╭─ Information shown

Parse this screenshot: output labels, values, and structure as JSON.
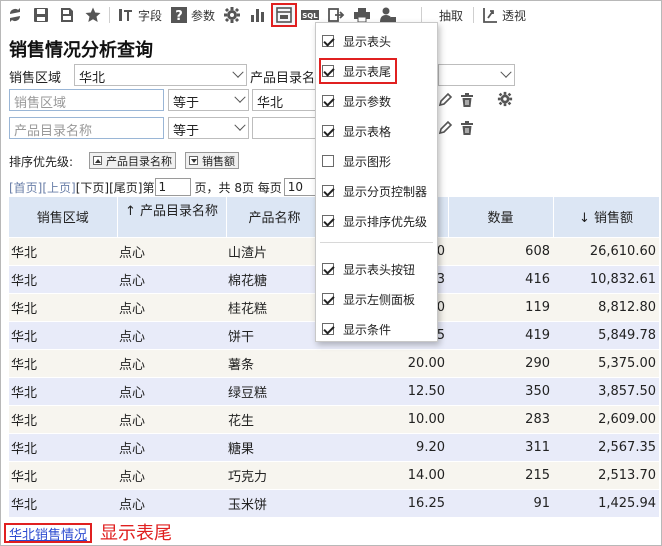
{
  "toolbar": {
    "items": [
      {
        "icon": "refresh-icon"
      },
      {
        "icon": "save-icon"
      },
      {
        "icon": "save-as-icon"
      },
      {
        "icon": "favorite-star-icon"
      },
      {
        "icon": "field-icon",
        "label": "字段"
      },
      {
        "icon": "parameter-icon",
        "label": "参数"
      },
      {
        "icon": "settings-gear-icon"
      },
      {
        "icon": "chart-icon"
      },
      {
        "icon": "table-options-icon"
      },
      {
        "icon": "sql-icon"
      },
      {
        "icon": "export-icon"
      },
      {
        "icon": "print-icon"
      },
      {
        "icon": "user-permission-icon"
      },
      {
        "label": "抽取"
      },
      {
        "icon": "pivot-icon",
        "label": "透视"
      }
    ]
  },
  "page_title": "销售情况分析查询",
  "filters": {
    "region_label": "销售区域",
    "region_value": "华北",
    "catalog_label": "产品目录名",
    "row1": {
      "field_placeholder": "销售区域",
      "operator": "等于",
      "value": "华北"
    },
    "row2": {
      "field_placeholder": "产品目录名称",
      "operator": "等于",
      "value": ""
    }
  },
  "sort": {
    "label": "排序优先级:",
    "buttons": [
      {
        "label": "产品目录名称",
        "direction": "asc"
      },
      {
        "label": "销售额",
        "direction": "desc"
      }
    ]
  },
  "pager": {
    "first": "[首页]",
    "prev": "[上页]",
    "next": "[下页]",
    "last": "[尾页]",
    "page_prefix": "第",
    "page_value": "1",
    "page_total": "页，共 8页 每页",
    "per_page": "10"
  },
  "table": {
    "headers": [
      "销售区域",
      "↑ 产品目录名称",
      "产品名称",
      "",
      "数量",
      "↓ 销售额"
    ],
    "rows": [
      [
        "华北",
        "点心",
        "山渣片",
        "0",
        "608",
        "26,610.60"
      ],
      [
        "华北",
        "点心",
        "棉花糖",
        "3",
        "416",
        "10,832.61"
      ],
      [
        "华北",
        "点心",
        "桂花糕",
        "0",
        "119",
        "8,812.80"
      ],
      [
        "华北",
        "点心",
        "饼干",
        "5",
        "419",
        "5,849.78"
      ],
      [
        "华北",
        "点心",
        "薯条",
        "20.00",
        "290",
        "5,375.00"
      ],
      [
        "华北",
        "点心",
        "绿豆糕",
        "12.50",
        "350",
        "3,857.50"
      ],
      [
        "华北",
        "点心",
        "花生",
        "10.00",
        "283",
        "2,609.00"
      ],
      [
        "华北",
        "点心",
        "糖果",
        "9.20",
        "311",
        "2,567.35"
      ],
      [
        "华北",
        "点心",
        "巧克力",
        "14.00",
        "215",
        "2,513.70"
      ],
      [
        "华北",
        "点心",
        "玉米饼",
        "16.25",
        "91",
        "1,425.94"
      ]
    ]
  },
  "footer": {
    "link": "华北销售情况",
    "annotation": "显示表尾"
  },
  "menu": {
    "items": [
      {
        "label": "显示表头",
        "checked": true
      },
      {
        "label": "显示表尾",
        "checked": true
      },
      {
        "label": "显示参数",
        "checked": true
      },
      {
        "label": "显示表格",
        "checked": true
      },
      {
        "label": "显示图形",
        "checked": false
      },
      {
        "label": "显示分页控制器",
        "checked": true
      },
      {
        "label": "显示排序优先级",
        "checked": true
      },
      {
        "label": "显示表头按钮",
        "checked": true
      },
      {
        "label": "显示左侧面板",
        "checked": true
      },
      {
        "label": "显示条件",
        "checked": true
      }
    ]
  },
  "colors": {
    "accent_red": "#e02020",
    "header_bg": "#dce6f4",
    "row_odd": "#f7f5ef",
    "row_even": "#e8ebf9",
    "link_blue": "#2c4bd0"
  }
}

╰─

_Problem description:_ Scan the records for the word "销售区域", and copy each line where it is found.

_Exercise answer:_
    "region_label": "销售区域",
      "field_placeholder": "销售区域",
      "销售区域",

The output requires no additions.